312 Norris Ave., McCook, NE
Owners: Matt and Shelly Sehnert
The bieroc is as essential to the fabric of Nebraska as is Husker football. A savory yeasted pastry, its legacy reaches back to German-speaking Russians who immigrated to the state in the nineteenth century. Sehnert's, in the southwest Nebraska town of McCook, makes a definitive version. The Sehnert family has been baking in the United States since 1897. Walt and Jean Sehnert opened the McCook bakery in 1957, and fourth-generation baker Matt Sehnert and his wife, Shelly, have operated the business since 1991. They provide a place to gather for everyday meals and special events; for live music; and, of course, for the signature bierocs filled with seasoned ground beef and cabbage or sauerkraut.
Annie’s Paramount Steakhouse
1609 17th St NW, Washington, D.C.
Owner: Paul Katinas
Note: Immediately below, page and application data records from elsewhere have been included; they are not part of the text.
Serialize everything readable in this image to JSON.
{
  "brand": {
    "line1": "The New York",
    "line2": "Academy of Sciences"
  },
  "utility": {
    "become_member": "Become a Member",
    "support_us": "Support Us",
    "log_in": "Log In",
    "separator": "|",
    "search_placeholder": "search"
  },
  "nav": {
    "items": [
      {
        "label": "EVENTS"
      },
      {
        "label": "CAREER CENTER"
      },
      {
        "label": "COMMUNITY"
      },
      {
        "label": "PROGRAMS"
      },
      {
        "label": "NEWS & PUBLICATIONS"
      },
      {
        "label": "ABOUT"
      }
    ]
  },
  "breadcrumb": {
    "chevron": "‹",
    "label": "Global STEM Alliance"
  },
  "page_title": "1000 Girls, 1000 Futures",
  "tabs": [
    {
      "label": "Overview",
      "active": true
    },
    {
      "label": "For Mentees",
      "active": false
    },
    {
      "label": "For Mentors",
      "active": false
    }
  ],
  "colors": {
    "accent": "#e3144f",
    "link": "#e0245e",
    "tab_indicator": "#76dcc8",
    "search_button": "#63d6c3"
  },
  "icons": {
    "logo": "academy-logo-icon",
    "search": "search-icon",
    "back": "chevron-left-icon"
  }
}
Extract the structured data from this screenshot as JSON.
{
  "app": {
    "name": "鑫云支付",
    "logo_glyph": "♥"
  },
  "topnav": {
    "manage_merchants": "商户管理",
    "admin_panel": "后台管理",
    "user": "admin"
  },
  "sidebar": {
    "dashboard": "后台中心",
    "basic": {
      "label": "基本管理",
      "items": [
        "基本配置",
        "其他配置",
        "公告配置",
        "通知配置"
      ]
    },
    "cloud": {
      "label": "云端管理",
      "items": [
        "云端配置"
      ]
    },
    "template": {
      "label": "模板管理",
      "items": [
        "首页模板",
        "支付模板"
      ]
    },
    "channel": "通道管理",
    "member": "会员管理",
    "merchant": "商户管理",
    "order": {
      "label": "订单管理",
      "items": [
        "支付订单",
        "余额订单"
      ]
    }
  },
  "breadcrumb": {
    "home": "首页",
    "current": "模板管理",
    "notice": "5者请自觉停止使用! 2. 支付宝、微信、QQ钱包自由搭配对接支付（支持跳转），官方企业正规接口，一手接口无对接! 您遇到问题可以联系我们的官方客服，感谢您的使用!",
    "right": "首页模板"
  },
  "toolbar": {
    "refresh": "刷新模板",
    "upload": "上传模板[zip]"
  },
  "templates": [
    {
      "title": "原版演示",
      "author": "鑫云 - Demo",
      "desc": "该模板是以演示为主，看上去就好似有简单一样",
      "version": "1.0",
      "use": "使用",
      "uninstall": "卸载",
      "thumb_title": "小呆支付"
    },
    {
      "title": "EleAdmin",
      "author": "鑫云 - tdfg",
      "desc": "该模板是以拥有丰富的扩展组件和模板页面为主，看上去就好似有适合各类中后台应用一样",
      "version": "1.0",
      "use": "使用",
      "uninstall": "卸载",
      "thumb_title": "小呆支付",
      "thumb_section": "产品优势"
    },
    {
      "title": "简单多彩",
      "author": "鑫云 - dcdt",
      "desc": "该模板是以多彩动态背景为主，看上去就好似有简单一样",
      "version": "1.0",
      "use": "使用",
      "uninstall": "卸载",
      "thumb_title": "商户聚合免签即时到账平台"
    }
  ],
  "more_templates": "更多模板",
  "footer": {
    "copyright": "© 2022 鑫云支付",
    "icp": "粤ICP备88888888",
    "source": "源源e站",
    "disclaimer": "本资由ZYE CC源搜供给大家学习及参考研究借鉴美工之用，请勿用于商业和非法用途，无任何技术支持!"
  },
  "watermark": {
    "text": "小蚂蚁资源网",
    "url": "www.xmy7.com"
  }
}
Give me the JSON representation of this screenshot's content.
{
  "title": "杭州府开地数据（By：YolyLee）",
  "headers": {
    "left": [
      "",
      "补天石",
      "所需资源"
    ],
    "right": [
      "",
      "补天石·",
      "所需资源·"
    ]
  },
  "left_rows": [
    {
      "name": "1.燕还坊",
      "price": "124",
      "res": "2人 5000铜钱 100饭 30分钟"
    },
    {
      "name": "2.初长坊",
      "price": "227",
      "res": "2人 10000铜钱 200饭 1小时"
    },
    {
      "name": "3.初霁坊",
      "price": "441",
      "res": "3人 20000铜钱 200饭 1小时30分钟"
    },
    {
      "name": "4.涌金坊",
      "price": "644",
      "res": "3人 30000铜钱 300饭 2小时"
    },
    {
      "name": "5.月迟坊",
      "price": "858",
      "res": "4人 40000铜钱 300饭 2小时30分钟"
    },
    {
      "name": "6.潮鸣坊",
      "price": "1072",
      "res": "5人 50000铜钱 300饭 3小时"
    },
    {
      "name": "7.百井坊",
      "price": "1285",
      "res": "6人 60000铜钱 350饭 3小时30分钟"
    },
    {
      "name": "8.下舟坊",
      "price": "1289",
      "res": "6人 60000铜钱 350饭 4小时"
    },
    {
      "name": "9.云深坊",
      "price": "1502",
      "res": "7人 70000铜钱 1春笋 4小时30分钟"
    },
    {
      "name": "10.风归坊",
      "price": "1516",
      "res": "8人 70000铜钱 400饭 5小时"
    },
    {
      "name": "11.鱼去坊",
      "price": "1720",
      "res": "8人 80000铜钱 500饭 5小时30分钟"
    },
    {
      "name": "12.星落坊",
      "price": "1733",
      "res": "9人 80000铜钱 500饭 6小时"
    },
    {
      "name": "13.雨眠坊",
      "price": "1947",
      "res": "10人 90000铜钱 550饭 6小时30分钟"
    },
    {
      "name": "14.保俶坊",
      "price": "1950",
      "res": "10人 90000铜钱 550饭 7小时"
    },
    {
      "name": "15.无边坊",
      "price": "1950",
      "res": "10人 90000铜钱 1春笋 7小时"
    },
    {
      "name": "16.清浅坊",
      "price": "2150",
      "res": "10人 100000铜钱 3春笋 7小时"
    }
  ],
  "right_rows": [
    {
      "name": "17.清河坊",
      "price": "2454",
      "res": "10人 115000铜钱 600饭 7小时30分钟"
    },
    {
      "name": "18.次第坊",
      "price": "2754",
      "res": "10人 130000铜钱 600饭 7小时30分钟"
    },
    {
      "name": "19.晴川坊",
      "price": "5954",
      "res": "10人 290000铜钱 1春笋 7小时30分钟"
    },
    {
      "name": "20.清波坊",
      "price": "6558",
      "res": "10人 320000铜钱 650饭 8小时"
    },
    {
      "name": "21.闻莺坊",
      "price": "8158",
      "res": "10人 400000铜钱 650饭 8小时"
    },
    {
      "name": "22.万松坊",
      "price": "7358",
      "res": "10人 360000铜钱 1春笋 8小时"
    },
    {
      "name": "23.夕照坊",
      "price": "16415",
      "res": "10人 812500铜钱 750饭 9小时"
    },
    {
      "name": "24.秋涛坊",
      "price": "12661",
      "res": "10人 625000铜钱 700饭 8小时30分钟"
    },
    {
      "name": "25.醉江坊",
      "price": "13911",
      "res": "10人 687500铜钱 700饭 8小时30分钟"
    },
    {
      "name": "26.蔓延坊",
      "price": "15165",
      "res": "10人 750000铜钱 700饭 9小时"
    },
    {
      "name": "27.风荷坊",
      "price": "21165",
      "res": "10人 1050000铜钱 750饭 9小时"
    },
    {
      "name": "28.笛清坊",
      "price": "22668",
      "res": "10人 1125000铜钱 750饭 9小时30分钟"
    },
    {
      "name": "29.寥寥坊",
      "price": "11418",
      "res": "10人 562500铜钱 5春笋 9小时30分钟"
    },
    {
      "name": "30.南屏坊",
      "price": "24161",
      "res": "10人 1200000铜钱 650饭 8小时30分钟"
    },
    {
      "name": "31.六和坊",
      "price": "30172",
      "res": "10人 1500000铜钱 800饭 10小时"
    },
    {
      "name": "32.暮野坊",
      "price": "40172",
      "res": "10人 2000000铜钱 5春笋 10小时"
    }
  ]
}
Annie’s endures as a nexus for Washington, D.C.’s LGBTQ community. George Katinas, a first-generation Greek-American and U.S. army veteran, opened the restaurant in 1948, and by the early sixties it had earned a reputation as a welcoming space for gay people. It moved to its current location in 1985, and George’s son, Paul Katinas, eventually took over. Through the years, Annie’s has remained a stalwart supporter of LGBTQ causes, among them the Gay Men’s Chorus, Whitman Walker Clinic, Food and Friends and the Pride parade. At Annie’s, the steaks are hefty, the burgers juicy and the cocktails strong, but what really keeps people coming back is the restaurant’s legacy of inclusiveness and respect.